Michael Ossmann shared some of his practical experience and insights in designing RF PCBs, Michael designed a lot of RF PCBs like HackRF One, which is an open source SDR (Software Defined Radio) platform.
Michael tips don’t include talking about Smith charts, Q factor, S parameters …etc which need a lot of academic knowledge, instead we will take “the simple way” as he said in his presentation.
The presentation consists of three parts: 5 rules for RF circuit design, some examples from Michael’s boards and how to select the components for the RF circuit design.
Michael tipped us with his 5 rules for RF circuit design:
Rule One: Use Four Layers
It’s not obligatory to use 4 layers in RF design, “you can do 2-layer design but you better start reading” Michael said. if you don’t like to do an advanced RF study of your circuit, then use 4-layer design and follow the signal stack below.
Rule Two: Use Integrated Components
Always try to find an integrated component that meets your application. for example, use transceiver ICs like: CC2650, CC1310, ADF7242, AT88RF215, nRF24L01+… etc.
Also use passive components like filters in a shape of integrated component which is much easier than design a discrete one.
Rule Three: Use 50 ohm everywhere
The reason to use 50 ohm is to do impedance matching. This include microstrip impedance calculation to know it’s resistance and Michael showed us how to calculate that using online tools.
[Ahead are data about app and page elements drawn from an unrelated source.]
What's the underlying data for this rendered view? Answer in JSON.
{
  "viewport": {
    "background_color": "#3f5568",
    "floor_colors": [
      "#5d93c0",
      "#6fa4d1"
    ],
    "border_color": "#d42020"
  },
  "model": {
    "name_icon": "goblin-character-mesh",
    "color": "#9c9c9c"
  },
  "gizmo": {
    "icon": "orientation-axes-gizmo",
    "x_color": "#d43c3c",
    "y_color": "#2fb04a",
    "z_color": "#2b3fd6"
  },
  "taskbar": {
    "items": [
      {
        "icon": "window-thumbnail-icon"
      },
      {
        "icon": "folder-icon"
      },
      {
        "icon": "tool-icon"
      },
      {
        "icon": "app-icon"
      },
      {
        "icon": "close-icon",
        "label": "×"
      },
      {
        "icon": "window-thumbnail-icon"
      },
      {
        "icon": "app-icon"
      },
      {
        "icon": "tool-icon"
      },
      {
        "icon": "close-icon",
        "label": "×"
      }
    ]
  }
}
Rule Four: Follow The Manufacturer recommendations
Some times, the manufacturer will provide you with a reference circuit to match the impedance of output to 50 ohms, just follow this circuit!
Rule Five: Route RF First
Keep RF traces short and direct and keep other signals away from RF.